| Action item |
Copy each line of the records that contains the word "screenshot".

Stored items:
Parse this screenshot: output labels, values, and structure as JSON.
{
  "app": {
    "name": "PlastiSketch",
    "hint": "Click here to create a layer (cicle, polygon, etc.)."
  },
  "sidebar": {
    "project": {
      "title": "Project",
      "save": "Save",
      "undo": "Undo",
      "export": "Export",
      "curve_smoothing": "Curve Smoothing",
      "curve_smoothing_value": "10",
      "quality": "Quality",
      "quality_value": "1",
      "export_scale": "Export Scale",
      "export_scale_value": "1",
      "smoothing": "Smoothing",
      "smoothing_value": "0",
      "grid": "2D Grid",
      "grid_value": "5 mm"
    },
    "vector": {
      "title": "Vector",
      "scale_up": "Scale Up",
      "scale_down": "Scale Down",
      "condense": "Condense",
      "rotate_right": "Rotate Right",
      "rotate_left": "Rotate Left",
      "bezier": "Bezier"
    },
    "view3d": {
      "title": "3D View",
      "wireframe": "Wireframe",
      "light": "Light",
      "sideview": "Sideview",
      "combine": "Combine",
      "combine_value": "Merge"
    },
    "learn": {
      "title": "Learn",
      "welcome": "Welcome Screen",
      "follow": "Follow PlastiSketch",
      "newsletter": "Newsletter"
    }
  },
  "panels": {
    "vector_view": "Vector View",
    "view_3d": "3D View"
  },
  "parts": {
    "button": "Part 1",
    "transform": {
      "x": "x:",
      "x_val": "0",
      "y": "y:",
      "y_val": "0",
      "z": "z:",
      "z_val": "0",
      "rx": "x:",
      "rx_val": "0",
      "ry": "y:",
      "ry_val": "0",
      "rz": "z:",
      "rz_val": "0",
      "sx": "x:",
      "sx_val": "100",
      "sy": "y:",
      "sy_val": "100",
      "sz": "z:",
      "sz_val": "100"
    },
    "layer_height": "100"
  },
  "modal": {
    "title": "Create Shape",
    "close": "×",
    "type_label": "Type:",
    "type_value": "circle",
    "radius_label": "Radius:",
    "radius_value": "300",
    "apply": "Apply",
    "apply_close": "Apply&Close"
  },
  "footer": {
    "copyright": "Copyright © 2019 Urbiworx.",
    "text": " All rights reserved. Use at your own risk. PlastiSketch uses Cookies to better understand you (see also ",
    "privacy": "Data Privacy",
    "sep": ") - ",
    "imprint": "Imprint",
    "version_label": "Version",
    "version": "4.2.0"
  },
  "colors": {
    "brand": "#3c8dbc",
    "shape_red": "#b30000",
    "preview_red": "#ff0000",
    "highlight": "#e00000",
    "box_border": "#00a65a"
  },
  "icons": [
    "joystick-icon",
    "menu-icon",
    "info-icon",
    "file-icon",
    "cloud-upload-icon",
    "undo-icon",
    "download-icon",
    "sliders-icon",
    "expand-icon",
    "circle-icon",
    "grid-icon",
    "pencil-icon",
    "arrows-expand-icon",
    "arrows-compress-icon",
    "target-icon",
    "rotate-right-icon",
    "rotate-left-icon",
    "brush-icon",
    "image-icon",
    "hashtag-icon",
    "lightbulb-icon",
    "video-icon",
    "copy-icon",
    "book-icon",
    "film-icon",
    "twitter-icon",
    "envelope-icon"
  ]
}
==
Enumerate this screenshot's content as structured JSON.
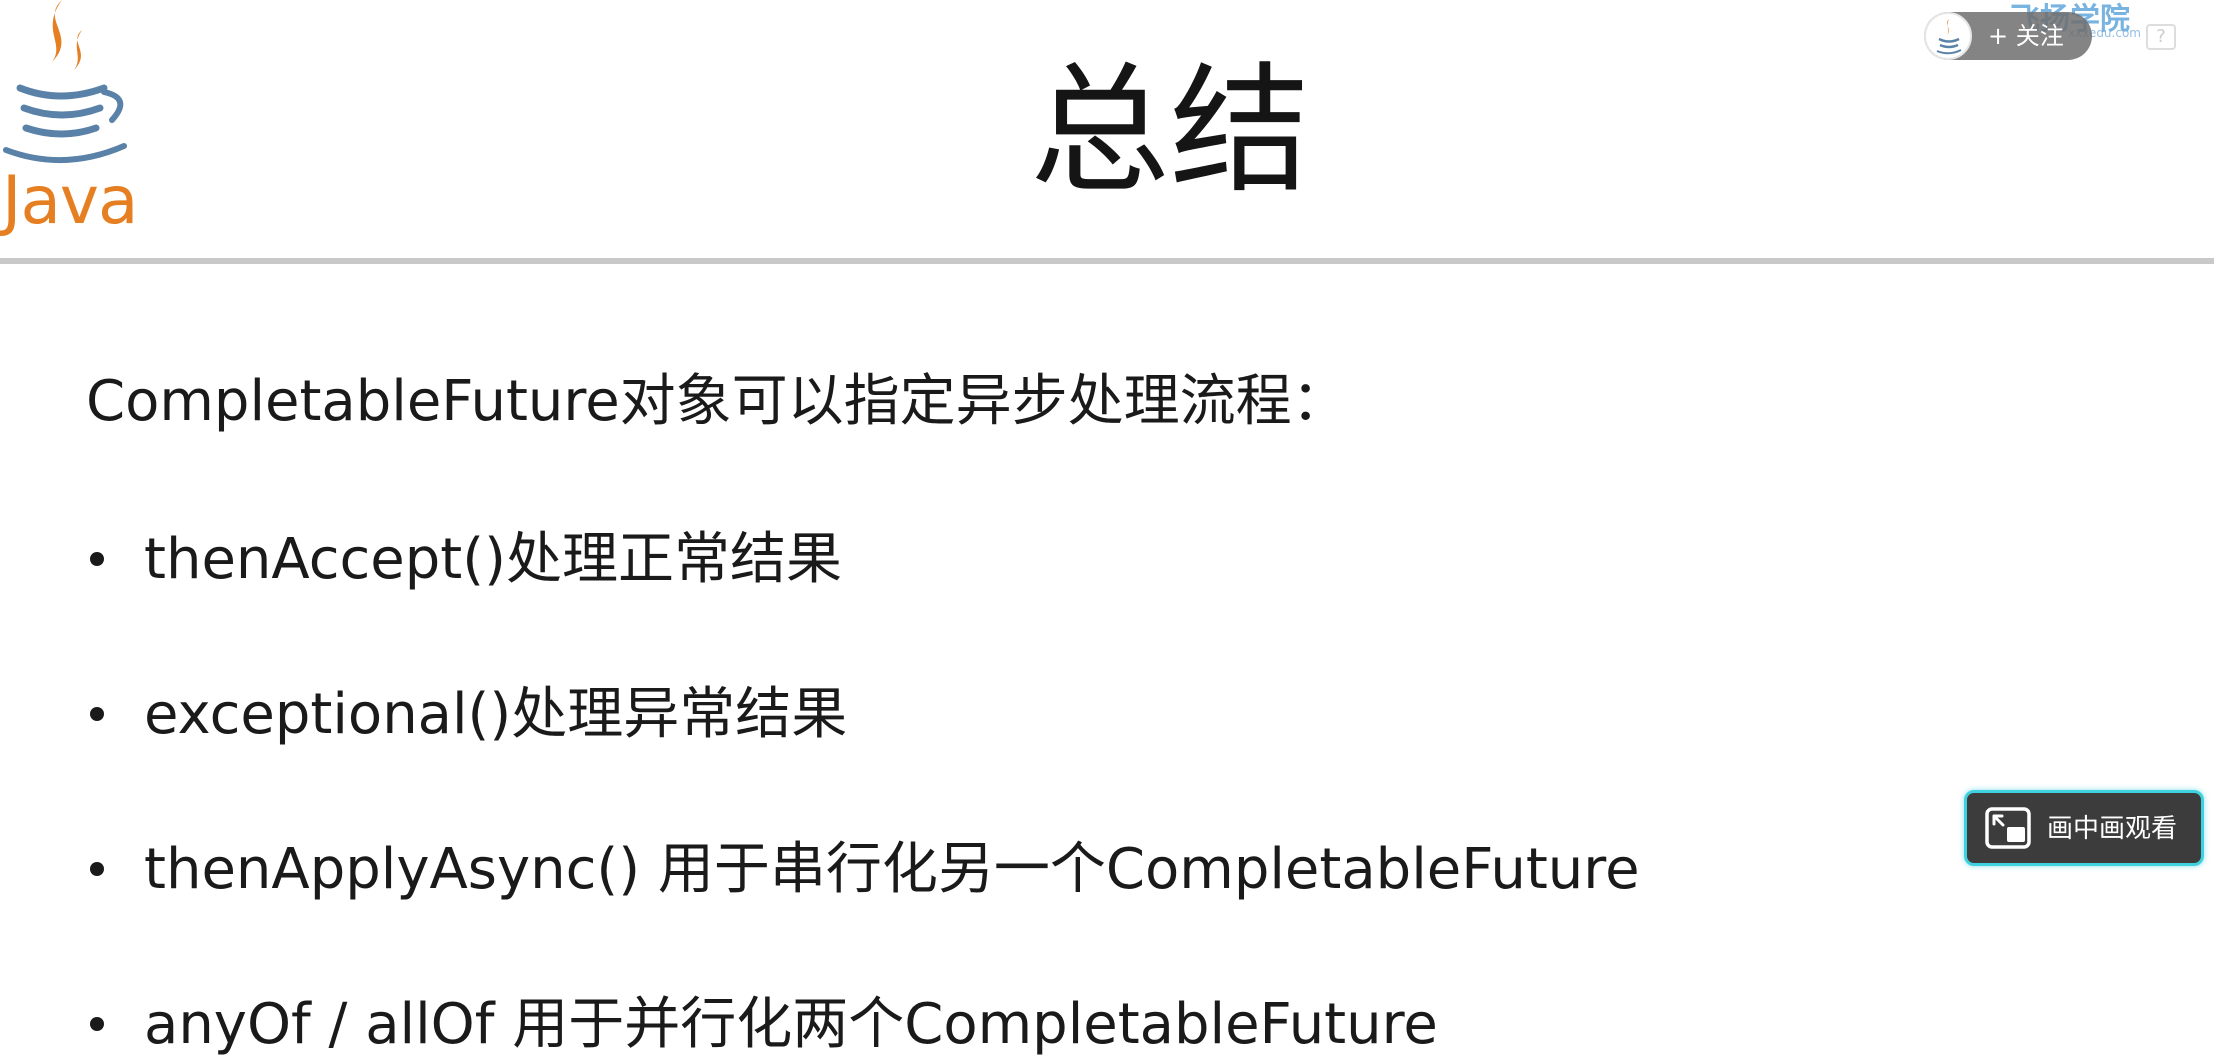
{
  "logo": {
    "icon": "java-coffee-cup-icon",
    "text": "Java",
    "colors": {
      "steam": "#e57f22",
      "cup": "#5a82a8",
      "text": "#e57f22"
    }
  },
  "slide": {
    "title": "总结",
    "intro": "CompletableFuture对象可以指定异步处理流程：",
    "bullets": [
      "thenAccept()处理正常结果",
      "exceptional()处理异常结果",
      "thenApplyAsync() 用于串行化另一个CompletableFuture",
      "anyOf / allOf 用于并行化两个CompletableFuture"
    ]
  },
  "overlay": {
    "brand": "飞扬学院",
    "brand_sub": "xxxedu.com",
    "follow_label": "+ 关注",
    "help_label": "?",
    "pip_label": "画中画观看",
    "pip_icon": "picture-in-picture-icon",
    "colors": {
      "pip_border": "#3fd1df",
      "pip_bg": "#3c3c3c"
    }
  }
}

| Output for this task |
Parse this screenshot: output labels, values, and structure as JSON.
Enumerate this screenshot's content as structured JSON.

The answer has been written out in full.